If you have not received your polling card, you should call the electoral registration office to check that you are registered to vote. Tel: 020 7364 0872.
I have lost my polling card, can I still vote?
If you have lost your polling card, just go to your polling station and tell the staff your full name and address and you will be able to vote.
Do I need to take ID to the polling station?
You do not need to show ID to vote. You will need to tell polling staff your full name and address. They will then mark your name in the register and give you your ballot paper.
What happens in a polling station?
Tell the staff inside the polling station your name and address so they can check that you are on the electoral register. You can show them your poll card, but you will still be asked to confirm your full name and address.
The staff at the polling station will give you one ballot paper with a question: ‘Should the United Kingdom remain a member of the European Union or leave the European Union?’.
Voters will be instructed to put a cross in the box for their preferred outcome:
‘Remain a member of the European Union’ or ‘Leave the European Union.’
Take your ballot paper into a polling booth so that no one can see how you vote. Do not make any other mark on the ballot paper or your vote may not be counted.
What time are the polling stations open?
Polling stations will be open from 7am-10pm. The location of your polling station is printed on your poll card or you can find your polling station via our ‘postcode finder’ go to: www.towerhamlets.gov.uk/vote
I have lost/not received my postal vote?
We can issue a replacement postal vote pack from the Town Hall, Mulberry Place. You must bring two forms of ID with you, one photographic. The deadline to issue a replacement pack is 5pm on Thursday 8 June 2017.
When will the votes be counted?
Counting will begin at 10pm (BST) on Thursday 8 June. The results will be available on the Commission’s website once the final, overall result is declared by the Chief Counting Officer and Tower Hamlets website go to: www.towerhamlets.gov.uk/vote or: www.electoralcommission.org.uk
How do you know that people who are voting are legitimate?
The council has worked hard to ensure that the borough’s electorate registered under Individual Electoral Register (IER), ensures everyone’s details are verified before adding them to the register.
During the election process, the council also carried out additional checks on late applications to register and all addresses with more than six persons registered to vote.
Where can I find out more information about elections in Tower Hamlets?
Ring our helpline: 020 7364 0872 or go to www.towerhamlets.gov.uk/vote
What is the council doing to combat electoral fraud?
In July 2014, the Electoral Commission published a report which recognised that the measures Tower Hamlets put in place to combat fraud were some of the most detailed and robust in the country and that our response, alongside the police, to allegations of fraud was prompt and thorough.

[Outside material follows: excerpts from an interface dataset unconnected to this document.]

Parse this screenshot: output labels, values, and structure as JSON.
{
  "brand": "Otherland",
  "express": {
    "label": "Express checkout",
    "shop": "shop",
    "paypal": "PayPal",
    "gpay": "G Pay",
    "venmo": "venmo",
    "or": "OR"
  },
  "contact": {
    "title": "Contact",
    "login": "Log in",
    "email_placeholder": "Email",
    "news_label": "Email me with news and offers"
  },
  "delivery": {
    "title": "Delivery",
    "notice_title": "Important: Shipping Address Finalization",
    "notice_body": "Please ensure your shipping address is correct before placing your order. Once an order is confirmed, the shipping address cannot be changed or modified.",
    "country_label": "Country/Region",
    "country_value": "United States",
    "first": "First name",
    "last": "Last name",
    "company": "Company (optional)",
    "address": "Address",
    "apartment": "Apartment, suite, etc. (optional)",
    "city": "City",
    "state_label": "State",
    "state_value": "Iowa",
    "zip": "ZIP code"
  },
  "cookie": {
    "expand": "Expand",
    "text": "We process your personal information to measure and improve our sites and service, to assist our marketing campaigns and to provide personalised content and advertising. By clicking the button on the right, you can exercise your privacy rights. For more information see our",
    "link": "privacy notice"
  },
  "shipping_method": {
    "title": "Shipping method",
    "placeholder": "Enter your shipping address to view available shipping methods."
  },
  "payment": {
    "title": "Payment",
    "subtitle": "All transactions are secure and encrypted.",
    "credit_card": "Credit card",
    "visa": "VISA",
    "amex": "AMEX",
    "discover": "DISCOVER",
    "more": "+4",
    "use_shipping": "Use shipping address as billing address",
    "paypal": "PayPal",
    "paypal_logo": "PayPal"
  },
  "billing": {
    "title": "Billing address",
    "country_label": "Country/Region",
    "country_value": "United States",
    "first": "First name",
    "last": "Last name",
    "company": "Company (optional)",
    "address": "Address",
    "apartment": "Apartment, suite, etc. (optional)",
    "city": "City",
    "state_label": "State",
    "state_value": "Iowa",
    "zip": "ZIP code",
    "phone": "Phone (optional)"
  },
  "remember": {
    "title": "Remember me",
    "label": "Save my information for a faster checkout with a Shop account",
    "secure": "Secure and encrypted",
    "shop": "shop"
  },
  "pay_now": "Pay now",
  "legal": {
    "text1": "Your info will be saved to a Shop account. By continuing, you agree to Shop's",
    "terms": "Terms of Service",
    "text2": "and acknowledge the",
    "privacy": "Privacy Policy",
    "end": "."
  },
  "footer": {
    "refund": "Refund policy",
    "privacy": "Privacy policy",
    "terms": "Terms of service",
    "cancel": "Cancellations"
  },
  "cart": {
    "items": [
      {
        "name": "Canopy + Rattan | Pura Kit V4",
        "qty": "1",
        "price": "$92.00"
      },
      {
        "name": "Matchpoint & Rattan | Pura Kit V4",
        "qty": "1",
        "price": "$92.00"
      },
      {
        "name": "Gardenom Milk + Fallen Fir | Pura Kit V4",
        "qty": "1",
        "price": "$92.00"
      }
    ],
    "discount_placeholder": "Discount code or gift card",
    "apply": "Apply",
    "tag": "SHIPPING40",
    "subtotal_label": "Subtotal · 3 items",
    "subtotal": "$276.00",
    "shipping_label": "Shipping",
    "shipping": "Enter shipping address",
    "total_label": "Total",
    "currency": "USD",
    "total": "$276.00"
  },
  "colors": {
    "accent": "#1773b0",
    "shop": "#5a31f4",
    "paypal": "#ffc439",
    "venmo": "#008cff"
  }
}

The council is building on the excellent electoral processes that we already have in place. We have set up an enhanced joint training operation for polling staff and police to ensure that any fraudulent activity at polling stations is immediately identified and dealt with; and strong partnership working between the council, Electoral Commission and police will ensure that any complaints during the elections are swiftly investigated and resolved.
I can’t find my polling station using the interactive map – the page doesn’t load up
Sorry – during busy periods our map takes longer to load. Please direct message us your postcode via Twitter and we can have a look for you.
I can’t get to a polling station – I’m just going to get a friend to go for me
While it is not necessary to show ID to vote, this is an offence. Presiding Officers at Polling Stations have a statutory process and questions that they are required to ask all electors to enable them to identify who they are. But you don’t need to ask your friend to vote for you – contact the elections team urgently on 020 7364 0872 and it might be possible for you to appoint an emergency proxy to vote on your behalf.
How to contact us
5 Clove Crescent
Tel: 020 7364 0872
Fax: 020 7364 3758